It's still raining, and when thunder rolls the window rattles in its frame. Sasuke touches the cold glass and looks out into the night, but there's nothing to see except a summer storm.
Sakura stands beside him, rests her head on his shoulder, and asks, "Is this okay?"
Sasuke touches her hair. It's soft and damp, and beneath the scents of sweat and rain, he can smell her shampoo. Something about this is comforting, and so, without thinking at all, he buries his face in her pink locks. He allows himself this luxury for a full minute before pulling away.
"You can sleep here if you want," Sakura says. She speaks the words so quickly that he almost doesn't catch their meaning. Almost, but not quite.
It's tempting. He suspects that with Sakura by his side he might get a reprieve from his nightmares, and besides, she's warm and soft, a beautiful girl who only grows prettier by the day. He'd have to be stupid to miss this, and Sasuke is not stupid.
He rarely indulges in the sort of thoughts that most teenagers think incessantly. Sometimes he forgets he's only a boy, because childhood is something he lost long ago. Even so, he has his moments of weakness, usually where Sakura is concerned.
"Okay," he says. "I'll stay."
They lie in bed, facing one another with two feet of space between their bodies, listening to the rain beat against the roof. Lightning flashes, illuminating the room for a heartbeat, and in those seconds Sasuke sees Sakura watching him, expression soft with love.
Sakura likes the hideout north of Kusa no better than the Oto headquarters, but she doesn't complain. She simply goes about her business, practicing combat with her chakra scalpel, refining her ability to identify and counter poisons, and exercising her genjutsu—on the unsuspecting Grass shinobi who serve Orochimaru.

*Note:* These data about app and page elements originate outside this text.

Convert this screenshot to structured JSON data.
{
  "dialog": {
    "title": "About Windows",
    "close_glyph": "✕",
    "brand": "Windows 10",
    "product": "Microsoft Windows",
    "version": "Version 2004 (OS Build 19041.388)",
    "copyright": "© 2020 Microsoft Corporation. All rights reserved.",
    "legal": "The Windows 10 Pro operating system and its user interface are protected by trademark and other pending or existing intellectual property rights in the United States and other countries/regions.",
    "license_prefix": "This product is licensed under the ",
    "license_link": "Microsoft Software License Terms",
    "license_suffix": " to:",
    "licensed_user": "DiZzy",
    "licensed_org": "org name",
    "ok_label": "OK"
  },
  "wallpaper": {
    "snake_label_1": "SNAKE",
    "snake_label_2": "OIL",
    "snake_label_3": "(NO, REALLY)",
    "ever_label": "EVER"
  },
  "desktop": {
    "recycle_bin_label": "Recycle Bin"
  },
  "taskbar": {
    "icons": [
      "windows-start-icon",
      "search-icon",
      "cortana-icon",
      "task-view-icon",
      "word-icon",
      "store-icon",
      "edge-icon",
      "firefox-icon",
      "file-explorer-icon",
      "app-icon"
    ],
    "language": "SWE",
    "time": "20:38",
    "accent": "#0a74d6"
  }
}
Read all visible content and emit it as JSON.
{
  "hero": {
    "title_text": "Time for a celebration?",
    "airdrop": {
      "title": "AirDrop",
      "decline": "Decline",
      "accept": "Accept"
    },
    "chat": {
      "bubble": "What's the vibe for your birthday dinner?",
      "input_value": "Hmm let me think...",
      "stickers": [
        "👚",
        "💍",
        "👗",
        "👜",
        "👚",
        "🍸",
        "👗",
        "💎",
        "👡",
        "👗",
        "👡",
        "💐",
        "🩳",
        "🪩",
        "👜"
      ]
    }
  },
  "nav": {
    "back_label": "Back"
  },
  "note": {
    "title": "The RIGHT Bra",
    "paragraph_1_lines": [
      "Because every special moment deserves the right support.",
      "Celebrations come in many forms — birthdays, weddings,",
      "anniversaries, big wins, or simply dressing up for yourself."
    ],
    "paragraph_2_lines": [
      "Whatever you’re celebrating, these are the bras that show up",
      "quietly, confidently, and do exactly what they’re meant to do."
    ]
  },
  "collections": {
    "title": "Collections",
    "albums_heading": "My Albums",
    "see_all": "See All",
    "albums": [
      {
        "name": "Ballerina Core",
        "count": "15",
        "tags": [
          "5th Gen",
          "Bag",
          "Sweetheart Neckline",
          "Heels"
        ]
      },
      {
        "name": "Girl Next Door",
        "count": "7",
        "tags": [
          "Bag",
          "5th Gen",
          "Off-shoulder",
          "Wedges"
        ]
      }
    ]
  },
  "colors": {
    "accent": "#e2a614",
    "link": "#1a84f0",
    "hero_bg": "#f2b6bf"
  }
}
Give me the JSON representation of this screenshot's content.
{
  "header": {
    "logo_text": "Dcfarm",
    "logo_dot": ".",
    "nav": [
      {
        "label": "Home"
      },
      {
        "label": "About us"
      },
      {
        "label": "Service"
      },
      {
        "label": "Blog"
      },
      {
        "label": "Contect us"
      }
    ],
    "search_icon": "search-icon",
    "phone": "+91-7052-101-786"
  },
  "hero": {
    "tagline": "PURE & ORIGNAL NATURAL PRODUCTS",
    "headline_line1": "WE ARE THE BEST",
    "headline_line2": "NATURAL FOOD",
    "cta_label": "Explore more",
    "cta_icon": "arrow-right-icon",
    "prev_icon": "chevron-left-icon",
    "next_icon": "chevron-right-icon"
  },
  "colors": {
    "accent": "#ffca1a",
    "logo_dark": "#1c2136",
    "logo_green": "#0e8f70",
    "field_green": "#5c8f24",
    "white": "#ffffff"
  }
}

At night, before she goes to sleep, Sakura polishes the metal plate on her hitai-ate and allows herself to think of home. She wonders whether Ino and Naruto have passed the chunin exams, and if her parents have stopped worrying about her yet. (Probably not, but she can hope.)
Someday, we'll go back. After Sasuke kills his brother.
It's unlikely, she knows that, but Sakura likes to fantasize about it anyway. Returning to Konoha, being reunited with her family and friends. Eating at Ichiraku with Naruto too many times a week. Shopping with Ino. Hugging her mother and father.
The next day, Kabuto gives Sasuke and Sakura each a bottle of pills and tells them to take one.
"What is this?" she asks.
"Something to help you become a better ninja faster," Kabuto says. "Take it every day and your strength and stamina should improve."
Sakura doesn't have any interest in enhancing her natural aptitude by taking medicine, but she can tell this isn't a request. So she swallows her pill with a glass of water, today and the next day and every day after that.
Within a week, Sakura is stronger, faster, and more resilient than she's ever been in her life. It's a good feeling, but not good enough to help her forget that she's altering the chemistry of her body with drugs.
Orochimaru starts giving Sasuke and Sakura missions. Simple enough tasks: steal secret scrolls from a shrine, spy on an enemy, spy on an ally.
Sakura kills her first man without even meaning to. She's sloppy and careless on the way back from her latest mission, and she gets ambushed by two Konoha shinobi. She uses every trick she's learned in the past year to keep them at bay. Sakura knocks one ninja unconscious with a kick to the face and slashes at the other's stomach with her chakra scalpel. Her cut lands perfectly and precisely, and a moment later blood is everywhere, and the young man is holding his guts in his hands. He dies within a minute, gasping and gripping his own intestines.
That evening, Sakura takes three baths, but no matter how much she cleans herself she feels dirty. She sees her Leaf hitai-ate, shiny from its nightly polishings, and suddenly she can't stand to look at this reminder of the home she's betrayed. Sakura shoves it in a bottom drawer, out of sight. A week later, when they abandon the Kusa hideout, she leaves her hitai-ate behind, still hidden in that bottom drawer. It doesn't matter, though, because she's never going to need it again.